> _Task objective_
Copy every line of the records exactly, without including the images.

> _Data for analysis_
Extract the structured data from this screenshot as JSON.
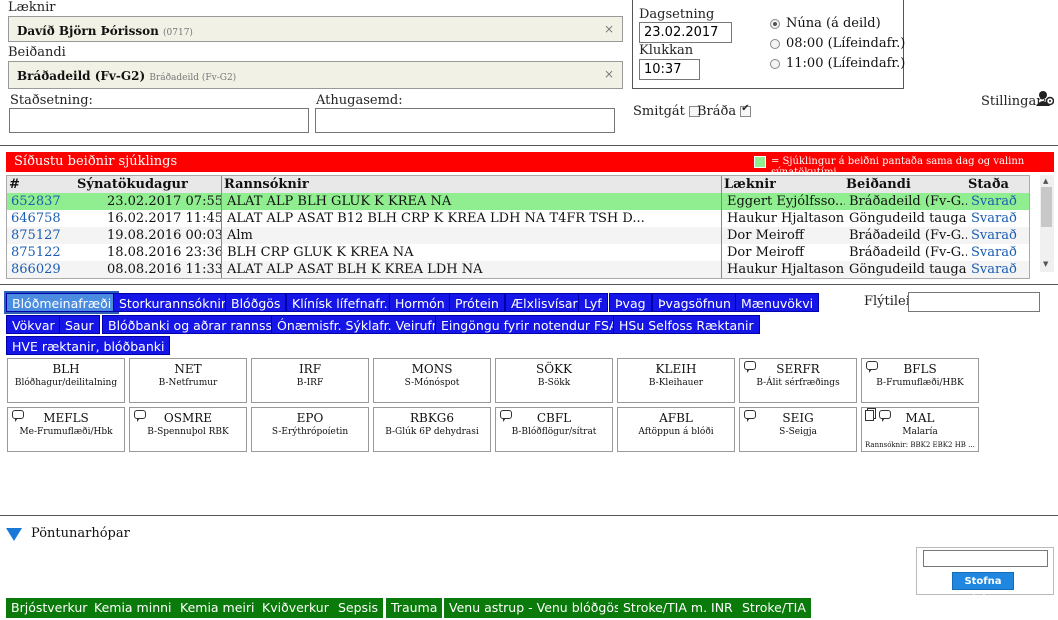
{
  "form": {
    "doctor_label": "Læknir",
    "doctor_name": "Davíð Björn Þórisson",
    "doctor_code": "(0717)",
    "requester_label": "Beiðandi",
    "requester_name": "Bráðadeild (Fv-G2)",
    "requester_sub": "Bráðadeild (Fv-G2)",
    "remove_symbol": "×",
    "location_label": "Staðsetning:",
    "location_value": "",
    "note_label": "Athugasemd:",
    "note_value": "",
    "date_label": "Dagsetning",
    "date_value": "23.02.2017",
    "time_label": "Klukkan",
    "time_value": "10:37",
    "radios": [
      "Núna (á deild)",
      "08:00 (Lífeindafr.)",
      "11:00 (Lífeindafr.)"
    ],
    "contagious_label": "Smitgát",
    "urgent_label": "Bráða",
    "settings_label": "Stillingar:"
  },
  "recent": {
    "title": "Síðustu beiðnir sjúklings",
    "legend": "= Sjúklingur á beiðni pantaða sama dag og valinn sýnatökutími",
    "headers": [
      "#",
      "Sýnatökudagur",
      "Rannsóknir",
      "Læknir",
      "Beiðandi",
      "Staða"
    ],
    "rows": [
      [
        "652837",
        "23.02.2017 07:55",
        "ALAT ALP BLH GLUK K KREA NA",
        "Eggert Eyjólfsso...",
        "Bráðadeild (Fv-G...",
        "Svarað"
      ],
      [
        "646758",
        "16.02.2017 11:45",
        "ALAT ALP ASAT B12 BLH CRP K KREA LDH NA T4FR TSH D...",
        "Haukur Hjaltason",
        "Göngudeild tauga...",
        "Svarað"
      ],
      [
        "875127",
        "19.08.2016 00:03",
        "Alm",
        "Dor Meiroff",
        "Bráðadeild (Fv-G...",
        "Svarað"
      ],
      [
        "875122",
        "18.08.2016 23:36",
        "BLH CRP GLUK K KREA NA",
        "Dor Meiroff",
        "Bráðadeild (Fv-G...",
        "Svarað"
      ],
      [
        "866029",
        "08.08.2016 11:33",
        "ALAT ALP ASAT BLH K KREA LDH NA",
        "Haukur Hjaltason",
        "Göngudeild tauga...",
        "Svarað"
      ]
    ]
  },
  "categories": [
    "Blóðmeinafræði",
    "Storkurannsóknir",
    "Blóðgös",
    "Klínísk lífefnafr.",
    "Hormón",
    "Prótein",
    "Ælxlisvísar",
    "Lyf",
    "Þvag",
    "Þvagsöfnun",
    "Mænuvökvi",
    "Vökvar",
    "Saur",
    "Blóðbanki og aðrar rannsst",
    "Ónæmisfr. Sýklafr. Veirufr.",
    "Eingöngu fyrir notendur FSA",
    "HSu Selfoss Ræktanir",
    "HVE ræktanir, blóðbanki"
  ],
  "filter_label": "Flýtileit",
  "filter_value": "",
  "tests": [
    {
      "code": "BLH",
      "desc": "Blóðhagur/deilitalning"
    },
    {
      "code": "NET",
      "desc": "B-Netfrumur"
    },
    {
      "code": "IRF",
      "desc": "B-IRF"
    },
    {
      "code": "MONS",
      "desc": "S-Mónóspot"
    },
    {
      "code": "SÖKK",
      "desc": "B-Sökk"
    },
    {
      "code": "KLEIH",
      "desc": "B-Kleihauer"
    },
    {
      "code": "SERFR",
      "desc": "B-Álit sérfræðings"
    },
    {
      "code": "BFLS",
      "desc": "B-Frumuflæði/HBK"
    },
    {
      "code": "MEFLS",
      "desc": "Me-Frumuflæði/Hbk"
    },
    {
      "code": "OSMRE",
      "desc": "B-Spennuþol RBK"
    },
    {
      "code": "EPO",
      "desc": "S-Erýthrópoíetin"
    },
    {
      "code": "RBKG6",
      "desc": "B-Glúk 6P dehydrasi"
    },
    {
      "code": "CBFL",
      "desc": "B-Blóðflögur/sítrat"
    },
    {
      "code": "AFBL",
      "desc": "Aftöppun á blóði"
    },
    {
      "code": "SEIG",
      "desc": "S-Seigja"
    },
    {
      "code": "MAL",
      "desc": "Malaría",
      "extra": "Rannsóknir: BBK2 EBK2 HB ..."
    }
  ],
  "groups_title": "Pöntunarhópar",
  "group_search_value": "",
  "create_group_label": "Stofna hóp",
  "groups": [
    "Brjóstverkur",
    "Kemia minni",
    "Kemia meiri",
    "Kviðverkur",
    "Sepsis",
    "Trauma",
    "Venu astrup - Venu blóðgös",
    "Stroke/TIA m. INR",
    "Stroke/TIA"
  ],
  "colors": {
    "active_row": "#90ee90",
    "category": "#1515e8",
    "group": "#0a7a0a",
    "header_bar": "#ff0000",
    "link": "#1a5db3"
  }
}
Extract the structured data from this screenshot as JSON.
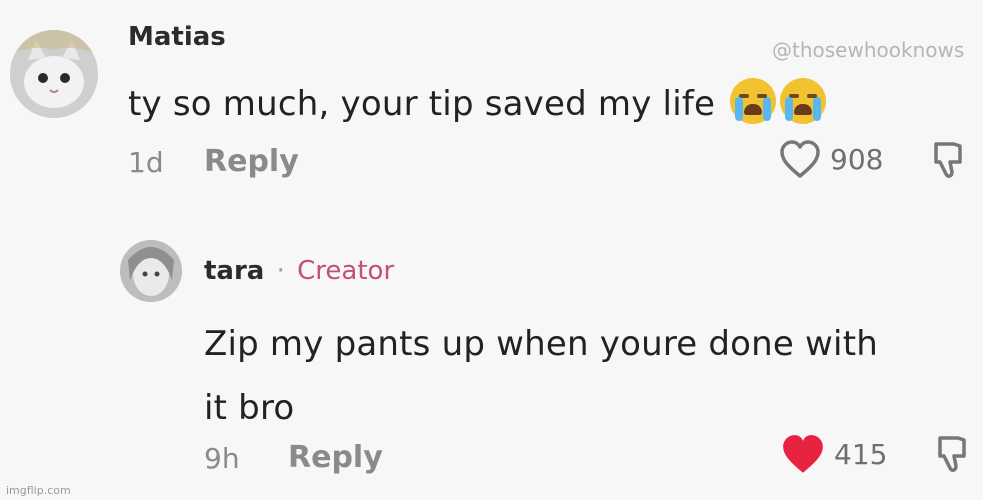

> _Response box_
Extract the structured data from this screenshot as JSON.
{
  "form": {
    "doctor_label": "Læknir",
    "doctor_name": "Davíð Björn Þórisson",
    "doctor_code": "(0717)",
    "requester_label": "Beiðandi",
    "requester_name": "Bráðadeild (Fv-G2)",
    "requester_sub": "Bráðadeild (Fv-G2)",
    "remove_symbol": "×",
    "location_label": "Staðsetning:",
    "location_value": "",
    "note_label": "Athugasemd:",
    "note_value": "",
    "date_label": "Dagsetning",
    "date_value": "23.02.2017",
    "time_label": "Klukkan",
    "time_value": "10:37",
    "radios": [
      "Núna (á deild)",
      "08:00 (Lífeindafr.)",
      "11:00 (Lífeindafr.)"
    ],
    "contagious_label": "Smitgát",
    "urgent_label": "Bráða",
    "settings_label": "Stillingar:"
  },
  "recent": {
    "title": "Síðustu beiðnir sjúklings",
    "legend": "= Sjúklingur á beiðni pantaða sama dag og valinn sýnatökutími",
    "headers": [
      "#",
      "Sýnatökudagur",
      "Rannsóknir",
      "Læknir",
      "Beiðandi",
      "Staða"
    ],
    "rows": [
      [
        "652837",
        "23.02.2017 07:55",
        "ALAT ALP BLH GLUK K KREA NA",
        "Eggert Eyjólfsso...",
        "Bráðadeild (Fv-G...",
        "Svarað"
      ],
      [
        "646758",
        "16.02.2017 11:45",
        "ALAT ALP ASAT B12 BLH CRP K KREA LDH NA T4FR TSH D...",
        "Haukur Hjaltason",
        "Göngudeild tauga...",
        "Svarað"
      ],
      [
        "875127",
        "19.08.2016 00:03",
        "Alm",
        "Dor Meiroff",
        "Bráðadeild (Fv-G...",
        "Svarað"
      ],
      [
        "875122",
        "18.08.2016 23:36",
        "BLH CRP GLUK K KREA NA",
        "Dor Meiroff",
        "Bráðadeild (Fv-G...",
        "Svarað"
      ],
      [
        "866029",
        "08.08.2016 11:33",
        "ALAT ALP ASAT BLH K KREA LDH NA",
        "Haukur Hjaltason",
        "Göngudeild tauga...",
        "Svarað"
      ]
    ]
  },
  "categories": [
    "Blóðmeinafræði",
    "Storkurannsóknir",
    "Blóðgös",
    "Klínísk lífefnafr.",
    "Hormón",
    "Prótein",
    "Ælxlisvísar",
    "Lyf",
    "Þvag",
    "Þvagsöfnun",
    "Mænuvökvi",
    "Vökvar",
    "Saur",
    "Blóðbanki og aðrar rannsst",
    "Ónæmisfr. Sýklafr. Veirufr.",
    "Eingöngu fyrir notendur FSA",
    "HSu Selfoss Ræktanir",
    "HVE ræktanir, blóðbanki"
  ],
  "filter_label": "Flýtileit",
  "filter_value": "",
  "tests": [
    {
      "code": "BLH",
      "desc": "Blóðhagur/deilitalning"
    },
    {
      "code": "NET",
      "desc": "B-Netfrumur"
    },
    {
      "code": "IRF",
      "desc": "B-IRF"
    },
    {
      "code": "MONS",
      "desc": "S-Mónóspot"
    },
    {
      "code": "SÖKK",
      "desc": "B-Sökk"
    },
    {
      "code": "KLEIH",
      "desc": "B-Kleihauer"
    },
    {
      "code": "SERFR",
      "desc": "B-Álit sérfræðings"
    },
    {
      "code": "BFLS",
      "desc": "B-Frumuflæði/HBK"
    },
    {
      "code": "MEFLS",
      "desc": "Me-Frumuflæði/Hbk"
    },
    {
      "code": "OSMRE",
      "desc": "B-Spennuþol RBK"
    },
    {
      "code": "EPO",
      "desc": "S-Erýthrópoíetin"
    },
    {
      "code": "RBKG6",
      "desc": "B-Glúk 6P dehydrasi"
    },
    {
      "code": "CBFL",
      "desc": "B-Blóðflögur/sítrat"
    },
    {
      "code": "AFBL",
      "desc": "Aftöppun á blóði"
    },
    {
      "code": "SEIG",
      "desc": "S-Seigja"
    },
    {
      "code": "MAL",
      "desc": "Malaría",
      "extra": "Rannsóknir: BBK2 EBK2 HB ..."
    }
  ],
  "groups_title": "Pöntunarhópar",
  "group_search_value": "",
  "create_group_label": "Stofna hóp",
  "groups": [
    "Brjóstverkur",
    "Kemia minni",
    "Kemia meiri",
    "Kviðverkur",
    "Sepsis",
    "Trauma",
    "Venu astrup - Venu blóðgös",
    "Stroke/TIA m. INR",
    "Stroke/TIA"
  ],
  "colors": {
    "active_row": "#90ee90",
    "category": "#1515e8",
    "group": "#0a7a0a",
    "header_bar": "#ff0000",
    "link": "#1a5db3"
  }
}
Extract the structured data from this screenshot as JSON.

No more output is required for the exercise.